As females, we’ve been conditioned by society to say yes. From the time we’re little girls, we’re taught to be agreeable. Consciously or not we learn it’s not nice to tell someone no - you might hurt their feelings. And we often carry this sentiment into adulthood, saying yes to all sorts of things we’d rather not - from hanging out with a friend when we’re ready to go home to taking on an extra assignment that will have us working all night. When we do say no, we feel we have to make an excuse or offer a compromise. “I can’t make it to your party. I really want to come but I’m so behind I’m going to have to work late. Can we get together next weekend?” instead of just “No thanks, I need a night at home.” Don’t get me wrong, there are times when good manners are in order. But learning how to say “no” without apologizing or feeling badly is a skill we could all use.
Since we weren’t taught to say no, many of us struggle in how we use it. Here’s one hint: no is a complete sentence. It doesn’t always require something else. Not every “no” needs to be explained. In fact, when you do, you risk weakening your position, because you give the other person something to argue with you about.
I was reminded of this recently while negotiating an agreement in a personal matter. We’d been going back and forth for weeks. But just as I thought we were getting somewhere, I got a request for something we’d never discussed. Something that was totally unacceptable. My first reaction was to not respond at all (silence, by the way, also has great power). I got a second email, this time demanding that I agree. I wanted to say something like “Hell no! Are you joking? There’s no way I can do that because….”and on and on. But while that would have made me temporarily feel good, it probably would have ended our negotiations, which I didn’t want to do. Instead, I sent back a one-word response: “No.” Two hours later, we’d reached an agreement, and that unacceptable term was never brought up again.
What does this have to do with divorce? Well, if you’re not already comfortable saying no, it’s going to be even harder saying it in a stress-filled situation. Learning how to say no isn’t just about saying no to the event you’d rather skip or denying an overly-demanding boss. It’s about learning how to use our voice forcefully (yet respectfully, as long as that’s warranted). So that others understand they need to take our requests, or refusals, seriously.
Here are some examples of a divorce-related situation where a simple “no” might serve you well:
You’ve been sitting in mediation for hours trying to reach an agreement, and have been clear what you need, but your spouse’s “final” alimony offer is something you absolutely can’t live with. Your response is a calm and unqualified: “No.”
Your ex asks you to do something, and you’ve already given a perfectly reasonable explanation for your decision.

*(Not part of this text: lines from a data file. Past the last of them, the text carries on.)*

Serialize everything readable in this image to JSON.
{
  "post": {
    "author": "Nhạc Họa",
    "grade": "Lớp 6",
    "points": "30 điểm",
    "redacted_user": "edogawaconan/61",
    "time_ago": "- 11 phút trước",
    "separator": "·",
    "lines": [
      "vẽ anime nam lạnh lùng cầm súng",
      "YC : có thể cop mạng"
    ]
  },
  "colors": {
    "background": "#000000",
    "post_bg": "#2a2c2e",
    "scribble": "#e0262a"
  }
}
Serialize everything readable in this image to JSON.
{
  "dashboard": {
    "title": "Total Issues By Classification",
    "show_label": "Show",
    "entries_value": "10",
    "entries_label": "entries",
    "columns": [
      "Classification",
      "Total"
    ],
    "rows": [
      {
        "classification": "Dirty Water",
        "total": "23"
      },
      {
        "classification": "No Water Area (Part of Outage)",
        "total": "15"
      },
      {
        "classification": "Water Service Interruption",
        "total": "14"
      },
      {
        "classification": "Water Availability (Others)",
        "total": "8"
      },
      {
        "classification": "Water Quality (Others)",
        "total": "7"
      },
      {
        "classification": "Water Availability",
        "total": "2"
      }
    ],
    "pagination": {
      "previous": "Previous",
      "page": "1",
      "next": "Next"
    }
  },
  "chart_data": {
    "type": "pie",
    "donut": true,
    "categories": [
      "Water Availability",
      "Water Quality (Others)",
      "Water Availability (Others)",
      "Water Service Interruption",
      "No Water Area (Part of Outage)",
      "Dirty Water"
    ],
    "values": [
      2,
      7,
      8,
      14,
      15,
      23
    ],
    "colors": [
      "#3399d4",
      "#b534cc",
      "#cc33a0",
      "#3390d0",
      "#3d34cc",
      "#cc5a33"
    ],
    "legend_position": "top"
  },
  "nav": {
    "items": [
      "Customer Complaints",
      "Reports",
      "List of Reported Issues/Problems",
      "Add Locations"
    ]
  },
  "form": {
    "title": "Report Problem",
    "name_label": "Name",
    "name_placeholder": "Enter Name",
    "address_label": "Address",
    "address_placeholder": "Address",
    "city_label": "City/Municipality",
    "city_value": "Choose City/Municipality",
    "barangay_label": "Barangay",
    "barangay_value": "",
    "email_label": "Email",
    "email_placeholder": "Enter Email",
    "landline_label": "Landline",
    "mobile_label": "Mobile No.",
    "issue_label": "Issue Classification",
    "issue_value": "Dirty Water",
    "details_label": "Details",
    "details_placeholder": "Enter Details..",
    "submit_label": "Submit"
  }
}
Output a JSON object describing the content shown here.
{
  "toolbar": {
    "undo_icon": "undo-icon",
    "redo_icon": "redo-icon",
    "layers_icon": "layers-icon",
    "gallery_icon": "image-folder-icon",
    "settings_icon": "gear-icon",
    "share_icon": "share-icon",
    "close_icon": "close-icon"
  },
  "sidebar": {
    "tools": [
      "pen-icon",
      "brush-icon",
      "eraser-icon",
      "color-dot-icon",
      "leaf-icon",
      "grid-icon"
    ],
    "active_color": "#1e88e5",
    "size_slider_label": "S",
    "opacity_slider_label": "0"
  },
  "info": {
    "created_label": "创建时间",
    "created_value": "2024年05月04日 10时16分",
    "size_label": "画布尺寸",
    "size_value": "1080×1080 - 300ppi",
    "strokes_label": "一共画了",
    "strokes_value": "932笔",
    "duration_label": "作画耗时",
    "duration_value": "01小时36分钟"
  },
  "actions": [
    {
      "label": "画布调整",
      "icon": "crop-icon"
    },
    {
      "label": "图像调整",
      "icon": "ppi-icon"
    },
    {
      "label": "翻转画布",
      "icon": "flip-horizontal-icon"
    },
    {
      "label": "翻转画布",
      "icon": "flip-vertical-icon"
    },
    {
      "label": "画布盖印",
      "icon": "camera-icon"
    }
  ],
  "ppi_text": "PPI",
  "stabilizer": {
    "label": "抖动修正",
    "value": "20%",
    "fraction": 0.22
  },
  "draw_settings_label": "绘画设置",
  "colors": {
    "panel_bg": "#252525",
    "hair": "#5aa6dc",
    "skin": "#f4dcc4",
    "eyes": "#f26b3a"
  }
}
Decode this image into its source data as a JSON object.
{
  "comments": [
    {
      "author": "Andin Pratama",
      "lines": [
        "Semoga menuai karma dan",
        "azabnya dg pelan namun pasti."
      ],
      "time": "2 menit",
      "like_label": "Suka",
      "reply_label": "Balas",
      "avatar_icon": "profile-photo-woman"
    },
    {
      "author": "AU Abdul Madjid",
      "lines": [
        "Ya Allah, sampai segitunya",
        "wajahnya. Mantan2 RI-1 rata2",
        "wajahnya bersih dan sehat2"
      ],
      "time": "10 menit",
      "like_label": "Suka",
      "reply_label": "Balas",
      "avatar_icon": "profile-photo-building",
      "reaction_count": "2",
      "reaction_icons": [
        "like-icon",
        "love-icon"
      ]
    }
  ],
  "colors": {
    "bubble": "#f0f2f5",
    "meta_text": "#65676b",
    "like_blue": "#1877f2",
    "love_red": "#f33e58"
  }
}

When you’re asked again, you just say “no.”
Your spouse’s attorney is taking your deposition. You’re nervous and uncomfortable. The lawyer asks you whether you think it’s best for your kids that you have 50/50 custody. Your answer is a simple “no.”
I’m not suggesting you should never explain your reasoning. In the deposition example above, if you’re asked to explain, you should. And when your ex asks if he can swap weekends with you next weekend, it might be appropriate to follow your “no” with “we’ve already made plans to go hiking all day Saturday.” But if it’s the 3rd weekend in a row that he’s asked, a simple “no” can suffice.
Make sure to use your no’s in the right way. I’m not talking about an excuse to be unreasonable. And if you say no all the time then change your mind, it’s like telling your toddler she can’t have another cookie but giving it to her when she keeps whining. But if you use the word no only when you’ve carefully considered the request, and you’re not going back, it can be so powerful.
Derivations of no can also work. Some of my favorites are “not now,” “not today,” and “not unless…” (followed by whatever it is you would need in order to say yes). Instead of a hard no, these let the other person know you’re not ok with their request at the moment or that it’s going to take something else to get you to agree. Just know that these versions leave the door open for future discussion, and make sure that’s something you want to do.
If you found this helpful, we’ve got 9 more power words for you plus so much more in Divorce Scripts. You’ll find the tools you need to get through over 40 common divorce communications - from talking to your ex, your friends, employers, kids’ teachers, on social media, and more.